ASSIGNMENT → Search the material below for the string "with" and extract each line that has it.
[[ ENTRIES SUPPLIED open ]]
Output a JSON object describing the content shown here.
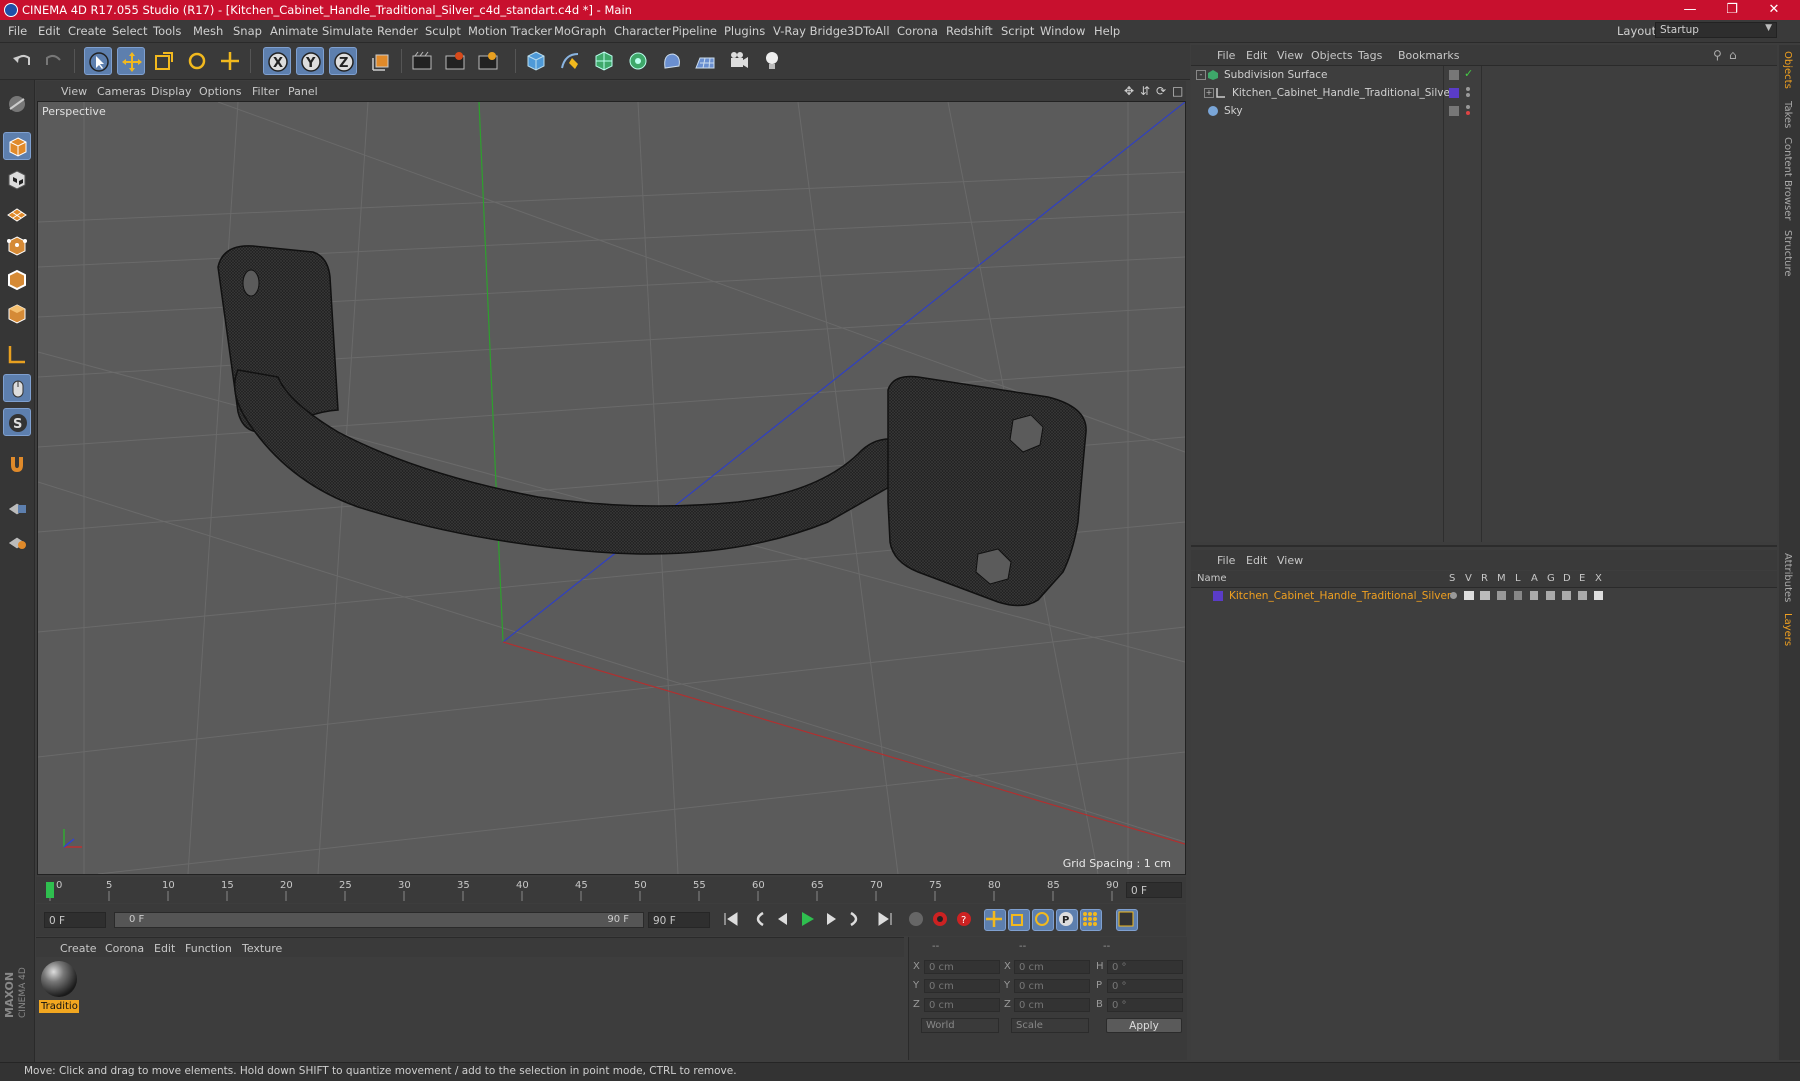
{
  "window": {
    "title": "CINEMA 4D R17.055 Studio (R17) - [Kitchen_Cabinet_Handle_Traditional_Silver_c4d_standart.c4d *] - Main",
    "layout_label": "Layout:",
    "layout_value": "Startup"
  },
  "menubar": [
    "File",
    "Edit",
    "Create",
    "Select",
    "Tools",
    "Mesh",
    "Snap",
    "Animate",
    "Simulate",
    "Render",
    "Sculpt",
    "Motion Tracker",
    "MoGraph",
    "Character",
    "Pipeline",
    "Plugins",
    "V-Ray Bridge",
    "3DToAll",
    "Corona",
    "Redshift",
    "Script",
    "Window",
    "Help"
  ],
  "viewport": {
    "menus": [
      "View",
      "Cameras",
      "Display",
      "Options",
      "Filter",
      "Panel"
    ],
    "camera_label": "Perspective",
    "grid_spacing": "Grid Spacing : 1 cm"
  },
  "timeline": {
    "ticks": [
      "0",
      "5",
      "10",
      "15",
      "20",
      "25",
      "30",
      "35",
      "40",
      "45",
      "50",
      "55",
      "60",
      "65",
      "70",
      "75",
      "80",
      "85",
      "90"
    ],
    "current_frame": "0 F",
    "start_field": "0 F",
    "range_start": "0 F",
    "range_end": "90 F",
    "end_field": "90 F"
  },
  "materials": {
    "menus": [
      "Create",
      "Corona",
      "Edit",
      "Function",
      "Texture"
    ],
    "items": [
      {
        "label": "Traditio"
      }
    ]
  },
  "coords": {
    "headers": [
      "--",
      "--",
      "--"
    ],
    "rows": [
      {
        "a": "X",
        "av": "0 cm",
        "b": "X",
        "bv": "0 cm",
        "c": "H",
        "cv": "0 °"
      },
      {
        "a": "Y",
        "av": "0 cm",
        "b": "Y",
        "bv": "0 cm",
        "c": "P",
        "cv": "0 °"
      },
      {
        "a": "Z",
        "av": "0 cm",
        "b": "Z",
        "bv": "0 cm",
        "c": "B",
        "cv": "0 °"
      }
    ],
    "world": "World",
    "scale": "Scale",
    "apply": "Apply"
  },
  "objects_panel": {
    "menus": [
      "File",
      "Edit",
      "View",
      "Objects",
      "Tags",
      "Bookmarks"
    ],
    "items": [
      {
        "name": "Subdivision Surface"
      },
      {
        "name": "Kitchen_Cabinet_Handle_Traditional_Silver"
      },
      {
        "name": "Sky"
      }
    ]
  },
  "layers_panel": {
    "menus": [
      "File",
      "Edit",
      "View"
    ],
    "name_col": "Name",
    "cols": [
      "S",
      "V",
      "R",
      "M",
      "L",
      "A",
      "G",
      "D",
      "E",
      "X"
    ],
    "items": [
      {
        "name": "Kitchen_Cabinet_Handle_Traditional_Silver"
      }
    ]
  },
  "right_tabs": [
    "Objects",
    "Takes",
    "Content Browser",
    "Structure",
    "Attributes",
    "Layers"
  ],
  "status": "Move: Click and drag to move elements. Hold down SHIFT to quantize movement / add to the selection in point mode, CTRL to remove.",
  "colors": {
    "titlebar": "#c8102e",
    "accent": "#5d7fae",
    "layer_name": "#f0a020",
    "x_axis": "#b03030",
    "y_axis": "#30a030",
    "z_axis": "#3040c0"
  },
  "maxon_logo": "MAXON CINEMA 4D"
}
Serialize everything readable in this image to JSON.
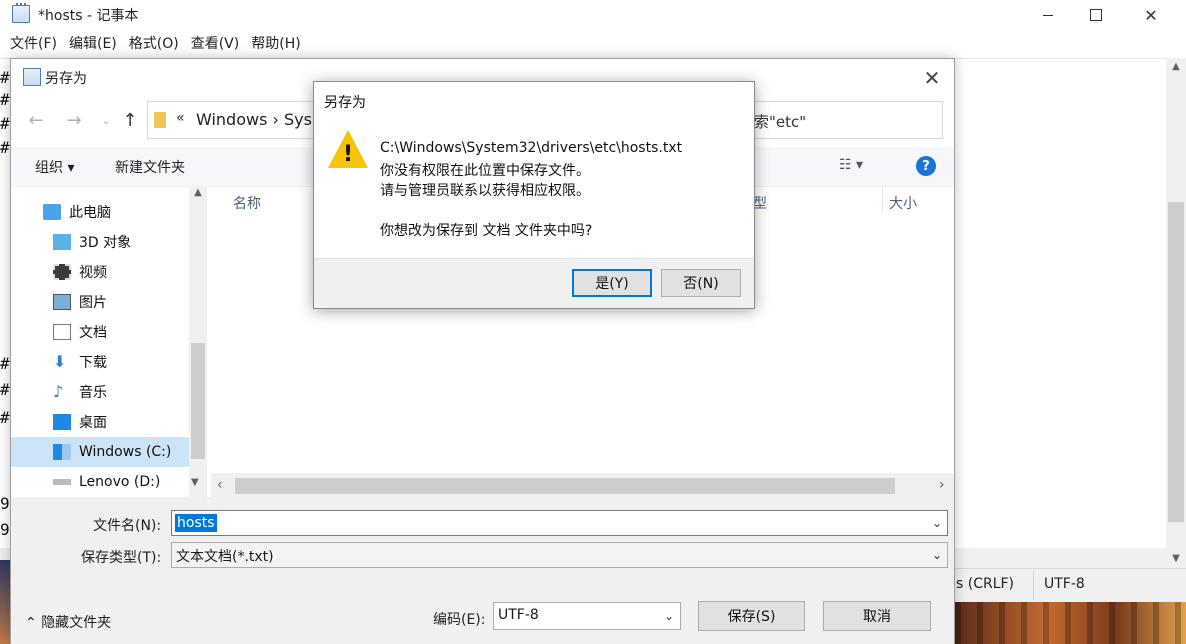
{
  "notepad": {
    "title": "*hosts - 记事本",
    "menu": [
      "文件(F)",
      "编辑(E)",
      "格式(O)",
      "查看(V)",
      "帮助(H)"
    ],
    "status_line_ending": "s (CRLF)",
    "status_encoding": "UTF-8"
  },
  "save_as": {
    "title": "另存为",
    "address_chevron": "«",
    "address_path": "Windows  ›  Sys",
    "search_placeholder": "索\"etc\"",
    "toolbar": {
      "organize": "组织 ▾",
      "new_folder": "新建文件夹",
      "view": "☷ ▾",
      "help": "?"
    },
    "nav_items": [
      {
        "label": "此电脑",
        "icon": "computer-icon"
      },
      {
        "label": "3D 对象",
        "icon": "cube-icon"
      },
      {
        "label": "视频",
        "icon": "film-icon"
      },
      {
        "label": "图片",
        "icon": "picture-icon"
      },
      {
        "label": "文档",
        "icon": "document-icon"
      },
      {
        "label": "下载",
        "icon": "download-icon"
      },
      {
        "label": "音乐",
        "icon": "music-icon"
      },
      {
        "label": "桌面",
        "icon": "desktop-icon"
      },
      {
        "label": "Windows (C:)",
        "icon": "drive-c-icon",
        "selected": true
      },
      {
        "label": "Lenovo (D:)",
        "icon": "drive-d-icon"
      }
    ],
    "columns": {
      "name": "名称",
      "type": "型",
      "size": "大小"
    },
    "filename_label": "文件名(N):",
    "filename_value": "hosts",
    "filetype_label": "保存类型(T):",
    "filetype_value": "文本文档(*.txt)",
    "encoding_label": "编码(E):",
    "encoding_value": "UTF-8",
    "save_button": "保存(S)",
    "cancel_button": "取消",
    "hide_folders": "隐藏文件夹"
  },
  "message_box": {
    "title": "另存为",
    "lines": [
      "C:\\Windows\\System32\\drivers\\etc\\hosts.txt",
      "你没有权限在此位置中保存文件。",
      "请与管理员联系以获得相应权限。",
      "你想改为保存到 文档 文件夹中吗?"
    ],
    "yes_button": "是(Y)",
    "no_button": "否(N)"
  },
  "colors": {
    "accent": "#0078d7",
    "selection": "#cce4f7",
    "warning": "#f6c400"
  }
}
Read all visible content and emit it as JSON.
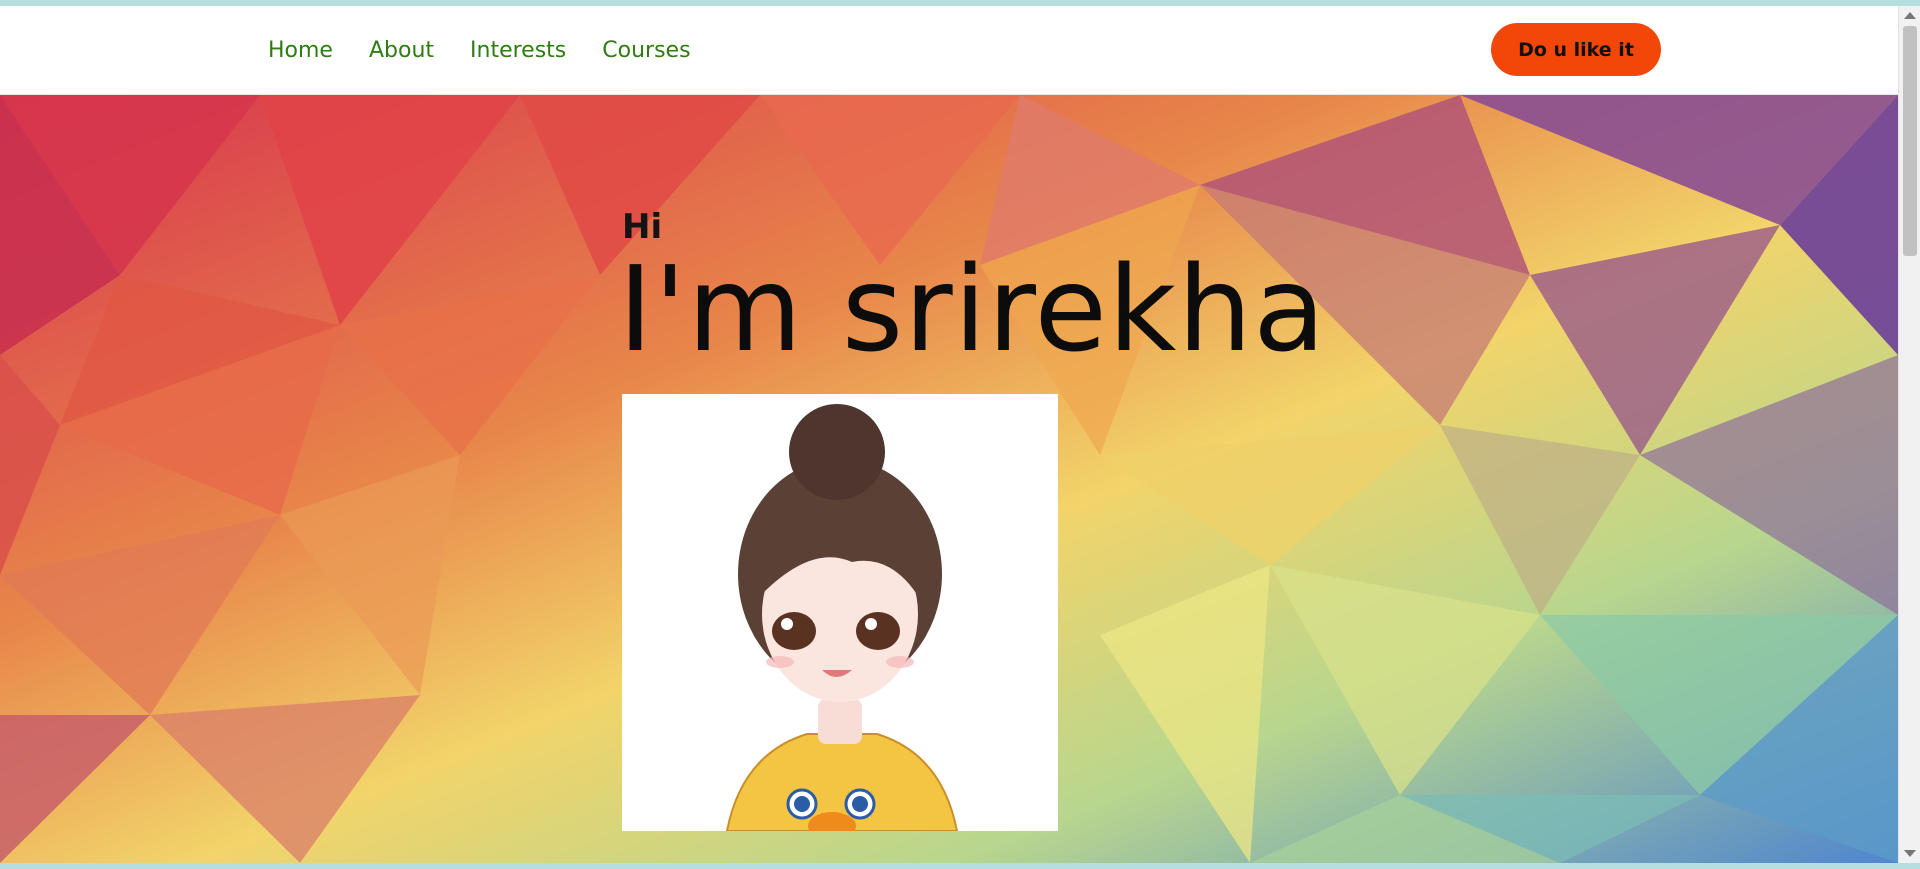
{
  "nav": {
    "links": [
      {
        "label": "Home"
      },
      {
        "label": "About"
      },
      {
        "label": "Interests"
      },
      {
        "label": "Courses"
      }
    ],
    "cta_label": "Do u like it"
  },
  "hero": {
    "greeting": "Hi",
    "name_line": "I'm srirekha",
    "avatar_alt": "cartoon girl with hair bun wearing yellow duck shirt"
  },
  "colors": {
    "nav_link": "#2e7d12",
    "cta_bg": "#f24708"
  }
}
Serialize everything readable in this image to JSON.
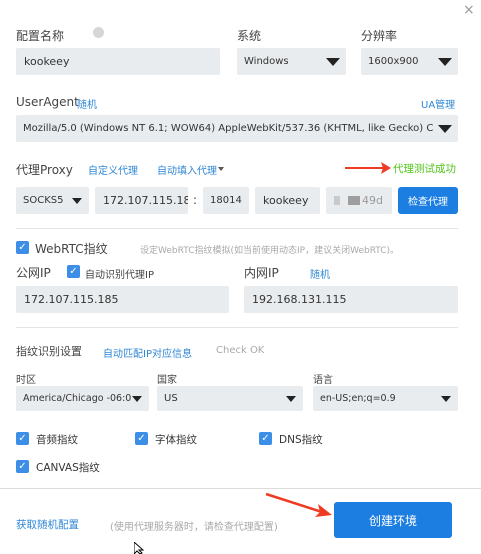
{
  "window": {
    "close_glyph": "×"
  },
  "profile": {
    "name_label": "配置名称",
    "name_value": "kookeey"
  },
  "system": {
    "label": "系统",
    "value": "Windows"
  },
  "resolution": {
    "label": "分辨率",
    "value": "1600x900"
  },
  "useragent": {
    "label": "UserAgent",
    "random_link": "随机",
    "manage_link": "UA管理",
    "value": "Mozilla/5.0 (Windows NT 6.1; WOW64) AppleWebKit/537.36 (KHTML, like Gecko) Chrome/57..."
  },
  "proxy": {
    "label": "代理Proxy",
    "custom_link": "自定义代理",
    "autofill_link": "自动填入代理",
    "status": "代理测试成功",
    "type": "SOCKS5",
    "host": "172.107.115.18",
    "colon": ":",
    "port": "18014",
    "username": "kookeey",
    "password_tail": "49d",
    "check_button": "检查代理"
  },
  "webrtc": {
    "label": "WebRTC指纹",
    "hint": "设定WebRTC指纹模拟(如当前使用动态IP，建议关闭WebRTC)。",
    "public_ip_label": "公网IP",
    "auto_detect_label": "自动识别代理IP",
    "public_ip_value": "172.107.115.185",
    "internal_ip_label": "内网IP",
    "internal_random_link": "随机",
    "internal_ip_value": "192.168.131.115"
  },
  "fingerprint": {
    "label": "指纹识别设置",
    "auto_match_link": "自动匹配IP对应信息",
    "check_ok": "Check OK",
    "timezone_label": "时区",
    "timezone_value": "America/Chicago -06:0",
    "country_label": "国家",
    "country_value": "US",
    "language_label": "语言",
    "language_value": "en-US;en;q=0.9"
  },
  "options": {
    "audio": "音频指纹",
    "font": "字体指纹",
    "dns": "DNS指纹",
    "canvas": "CANVAS指纹"
  },
  "footer": {
    "random_config_link": "获取随机配置",
    "note": "(使用代理服务器时，请检查代理配置)",
    "create_button": "创建环境"
  },
  "colors": {
    "accent": "#1d7ee2",
    "success": "#52c41a",
    "arrow": "#ee3b22"
  }
}
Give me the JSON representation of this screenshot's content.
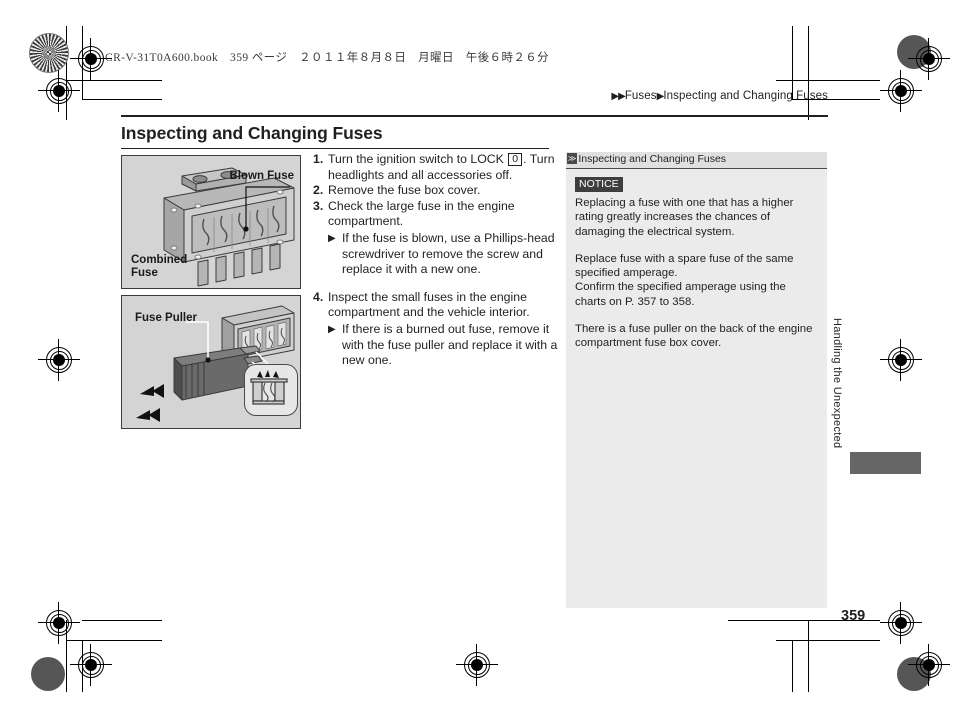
{
  "header": {
    "book_line": "CR-V-31T0A600.book　359 ページ　２０１１年８月８日　月曜日　午後６時２６分"
  },
  "breadcrumb": {
    "arrow_double": "▶▶",
    "arrow_single": "▶",
    "level1": "Fuses",
    "level2": "Inspecting and Changing Fuses"
  },
  "page_title": "Inspecting and Changing Fuses",
  "figures": [
    {
      "name": "combined-fuse-illustration",
      "labels": {
        "blown_fuse": "Blown Fuse",
        "combined_fuse": "Combined\nFuse"
      }
    },
    {
      "name": "fuse-puller-illustration",
      "labels": {
        "fuse_puller": "Fuse Puller"
      }
    }
  ],
  "steps": [
    {
      "num": "1.",
      "text_before": "Turn the ignition switch to LOCK ",
      "lock_symbol": "0",
      "text_after": ". Turn headlights and all accessories off."
    },
    {
      "num": "2.",
      "text": "Remove the fuse box cover."
    },
    {
      "num": "3.",
      "text": "Check the large fuse in the engine compartment.",
      "sub_arrow": "▶",
      "sub": "If the fuse is blown, use a Phillips-head screwdriver to remove the screw and replace it with a new one."
    },
    {
      "num": "4.",
      "text": "Inspect the small fuses in the engine compartment and the vehicle interior.",
      "sub_arrow": "▶",
      "sub": "If there is a burned out fuse, remove it with the fuse puller and replace it with a new one."
    }
  ],
  "panel": {
    "head_icon": "≫",
    "head_title": "Inspecting and Changing Fuses",
    "notice_badge": "NOTICE",
    "paragraphs": [
      "Replacing a fuse with one that has a higher rating greatly increases the chances of damaging the electrical system.",
      "Replace fuse with a spare fuse of the same specified amperage.\nConfirm the specified amperage using the charts on P. 357 to 358.",
      "There is a fuse puller on the back of the engine compartment fuse box cover."
    ]
  },
  "side_tab": "Handling the Unexpected",
  "page_number": "359",
  "colors": {
    "text": "#231f20",
    "panel_bg": "#ebebeb",
    "figure_bg": "#d4d4d4",
    "tab_block": "#666666",
    "notice_badge_bg": "#3e3e3e"
  }
}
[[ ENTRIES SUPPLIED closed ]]
RESPONSE BELOW →
    "avatar_alt": "cartoon girl with hair bun wearing yellow duck shirt"
      "sub": "If the fuse is blown, use a Phillips-head screwdriver to remove the screw and replace it with a new one."
      "sub": "If there is a burned out fuse, remove it with the fuse puller and replace it with a new one."
      "Replacing a fuse with one that has a higher rating greatly increases the chances of damaging the electrical system.",
      "Replace fuse with a spare fuse of the same specified amperage.\nConfirm the specified amperage using the charts on P. 357 to 358.",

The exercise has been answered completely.